The solution: Align incentives so that those who make big things happen get big rewards, while those who try to make things happen but fail aren't flogged. And when someone does fail, hold that person up as a model -- someone who had the courage to try.


Moving an idea through the organizational gauntlet to reality requires entrepreneurial leadership. The corporate landscape is littered with good ideas that died because they were orphans.

The solution: If you genuinely want to carry an idea forward, designate a battle captain who is responsible for that idea and who is authorized to make it happen.


Can the job be done - and how will you know when it has been achieved. If you don't know what tangible result you are striving for in the first place -- let alone how we are going to achieve it.

The solution: Start by defining a concrete desired result (if its got to be better, exactly how much better and in what way), and then work backward. Map out the entire implementation process, from conception to delivery, and then put an experienced project manager in charge of each step. Be especially clear in defining the relationships between project phases.


To execute an idea unless all the pieces (human and technological) need to collaborate effectively. Execution fails because it depends on a group of people or systems working together who are not used to working together, and who have completely different incentives.

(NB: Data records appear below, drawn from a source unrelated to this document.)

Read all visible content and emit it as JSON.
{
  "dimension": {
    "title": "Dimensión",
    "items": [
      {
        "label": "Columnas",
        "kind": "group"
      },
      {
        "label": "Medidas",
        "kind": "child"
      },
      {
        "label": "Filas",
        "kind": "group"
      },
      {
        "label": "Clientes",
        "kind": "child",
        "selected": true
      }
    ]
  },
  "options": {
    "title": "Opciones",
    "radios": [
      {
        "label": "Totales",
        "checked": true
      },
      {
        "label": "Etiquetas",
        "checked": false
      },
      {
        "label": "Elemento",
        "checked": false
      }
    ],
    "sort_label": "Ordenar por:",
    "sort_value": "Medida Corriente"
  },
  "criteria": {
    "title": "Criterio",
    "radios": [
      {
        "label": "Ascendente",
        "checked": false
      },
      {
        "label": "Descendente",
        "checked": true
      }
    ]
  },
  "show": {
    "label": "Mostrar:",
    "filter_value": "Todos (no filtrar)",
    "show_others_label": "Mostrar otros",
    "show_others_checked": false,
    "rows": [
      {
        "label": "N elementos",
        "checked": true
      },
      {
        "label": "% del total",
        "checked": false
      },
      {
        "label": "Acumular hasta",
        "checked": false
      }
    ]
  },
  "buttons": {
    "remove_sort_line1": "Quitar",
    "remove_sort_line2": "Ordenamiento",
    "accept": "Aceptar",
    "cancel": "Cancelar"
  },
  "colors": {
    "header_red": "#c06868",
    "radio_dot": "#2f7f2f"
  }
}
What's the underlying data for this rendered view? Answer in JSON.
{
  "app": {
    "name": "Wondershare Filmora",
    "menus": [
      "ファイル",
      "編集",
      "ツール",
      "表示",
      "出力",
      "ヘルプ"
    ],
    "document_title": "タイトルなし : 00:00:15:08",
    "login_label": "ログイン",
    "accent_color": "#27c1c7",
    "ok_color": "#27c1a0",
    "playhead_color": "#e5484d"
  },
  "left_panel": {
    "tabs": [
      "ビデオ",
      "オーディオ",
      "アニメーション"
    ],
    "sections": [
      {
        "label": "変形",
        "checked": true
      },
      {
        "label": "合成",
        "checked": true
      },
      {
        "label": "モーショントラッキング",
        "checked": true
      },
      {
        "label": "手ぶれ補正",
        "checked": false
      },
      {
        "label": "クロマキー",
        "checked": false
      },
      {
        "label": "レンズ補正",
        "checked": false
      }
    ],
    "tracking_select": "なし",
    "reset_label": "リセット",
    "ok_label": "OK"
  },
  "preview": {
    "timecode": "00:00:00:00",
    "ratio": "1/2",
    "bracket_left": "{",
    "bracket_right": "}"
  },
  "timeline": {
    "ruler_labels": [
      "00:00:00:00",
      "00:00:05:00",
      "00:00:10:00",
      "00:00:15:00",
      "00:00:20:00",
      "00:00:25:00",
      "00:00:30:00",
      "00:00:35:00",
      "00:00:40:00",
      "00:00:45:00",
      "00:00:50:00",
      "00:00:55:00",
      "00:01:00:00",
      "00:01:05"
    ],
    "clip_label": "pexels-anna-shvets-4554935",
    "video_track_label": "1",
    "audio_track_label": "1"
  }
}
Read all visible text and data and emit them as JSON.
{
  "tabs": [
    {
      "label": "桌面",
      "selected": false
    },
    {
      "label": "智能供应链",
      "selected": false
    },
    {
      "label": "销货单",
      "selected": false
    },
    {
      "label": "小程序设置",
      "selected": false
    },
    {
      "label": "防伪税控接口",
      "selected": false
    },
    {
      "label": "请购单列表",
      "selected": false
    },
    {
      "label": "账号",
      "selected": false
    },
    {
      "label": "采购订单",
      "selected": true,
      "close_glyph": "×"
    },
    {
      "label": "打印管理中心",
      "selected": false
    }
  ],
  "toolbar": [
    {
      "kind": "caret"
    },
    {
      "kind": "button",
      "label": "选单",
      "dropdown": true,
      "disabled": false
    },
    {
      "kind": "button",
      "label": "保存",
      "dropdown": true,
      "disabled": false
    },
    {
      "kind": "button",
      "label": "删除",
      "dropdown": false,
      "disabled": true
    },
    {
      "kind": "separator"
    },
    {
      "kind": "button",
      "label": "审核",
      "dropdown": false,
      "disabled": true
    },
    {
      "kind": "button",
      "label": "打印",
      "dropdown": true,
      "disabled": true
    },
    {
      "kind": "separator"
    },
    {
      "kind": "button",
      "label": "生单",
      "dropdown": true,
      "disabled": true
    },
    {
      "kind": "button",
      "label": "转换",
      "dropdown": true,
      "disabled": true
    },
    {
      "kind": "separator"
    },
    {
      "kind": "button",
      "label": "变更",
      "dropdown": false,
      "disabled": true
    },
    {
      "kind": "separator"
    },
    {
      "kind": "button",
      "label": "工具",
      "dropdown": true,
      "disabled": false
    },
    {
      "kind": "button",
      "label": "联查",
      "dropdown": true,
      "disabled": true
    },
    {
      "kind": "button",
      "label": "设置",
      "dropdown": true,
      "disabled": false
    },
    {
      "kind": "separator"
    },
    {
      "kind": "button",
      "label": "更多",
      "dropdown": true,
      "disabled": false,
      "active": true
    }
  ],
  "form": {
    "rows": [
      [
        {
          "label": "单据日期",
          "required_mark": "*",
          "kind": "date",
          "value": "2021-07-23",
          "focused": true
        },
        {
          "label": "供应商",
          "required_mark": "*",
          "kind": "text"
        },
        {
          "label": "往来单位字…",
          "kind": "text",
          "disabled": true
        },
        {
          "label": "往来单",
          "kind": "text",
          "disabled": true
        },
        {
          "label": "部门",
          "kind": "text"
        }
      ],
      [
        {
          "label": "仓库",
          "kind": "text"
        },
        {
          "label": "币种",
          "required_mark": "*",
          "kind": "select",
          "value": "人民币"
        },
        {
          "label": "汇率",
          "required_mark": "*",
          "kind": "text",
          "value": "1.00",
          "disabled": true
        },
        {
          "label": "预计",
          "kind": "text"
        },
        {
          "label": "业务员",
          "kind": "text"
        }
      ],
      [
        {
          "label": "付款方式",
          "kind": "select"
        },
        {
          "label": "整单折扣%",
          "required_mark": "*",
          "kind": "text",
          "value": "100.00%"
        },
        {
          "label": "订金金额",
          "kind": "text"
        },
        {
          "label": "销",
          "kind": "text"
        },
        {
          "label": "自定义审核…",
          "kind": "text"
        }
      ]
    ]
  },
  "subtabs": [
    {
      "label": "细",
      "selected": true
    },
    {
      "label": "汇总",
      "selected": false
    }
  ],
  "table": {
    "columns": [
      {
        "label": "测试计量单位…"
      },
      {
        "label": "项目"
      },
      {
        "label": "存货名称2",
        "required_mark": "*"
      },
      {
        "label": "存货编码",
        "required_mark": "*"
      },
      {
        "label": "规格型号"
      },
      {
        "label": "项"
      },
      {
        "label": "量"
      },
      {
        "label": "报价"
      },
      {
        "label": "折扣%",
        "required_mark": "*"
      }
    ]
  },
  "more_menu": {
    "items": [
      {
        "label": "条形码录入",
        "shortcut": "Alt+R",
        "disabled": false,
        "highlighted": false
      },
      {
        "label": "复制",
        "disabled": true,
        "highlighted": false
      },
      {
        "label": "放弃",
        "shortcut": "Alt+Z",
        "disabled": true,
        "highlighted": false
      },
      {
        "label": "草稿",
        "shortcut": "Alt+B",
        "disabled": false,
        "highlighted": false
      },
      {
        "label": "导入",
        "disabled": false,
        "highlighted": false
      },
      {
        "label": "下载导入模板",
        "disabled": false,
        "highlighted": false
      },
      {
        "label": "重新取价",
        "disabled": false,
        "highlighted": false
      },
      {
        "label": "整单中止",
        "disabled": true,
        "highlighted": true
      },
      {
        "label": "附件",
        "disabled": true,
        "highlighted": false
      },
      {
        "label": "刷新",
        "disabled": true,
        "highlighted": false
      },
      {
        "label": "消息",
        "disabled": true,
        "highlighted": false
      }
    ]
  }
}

The solution: Recognize that an organization's structure can impede teamwork. Power often resides in business leaders who are not always committed to the execution of a new idea. Create a "virtual swat team" of trusted agents who have authority, who know their part, and who will commit to executing the idea.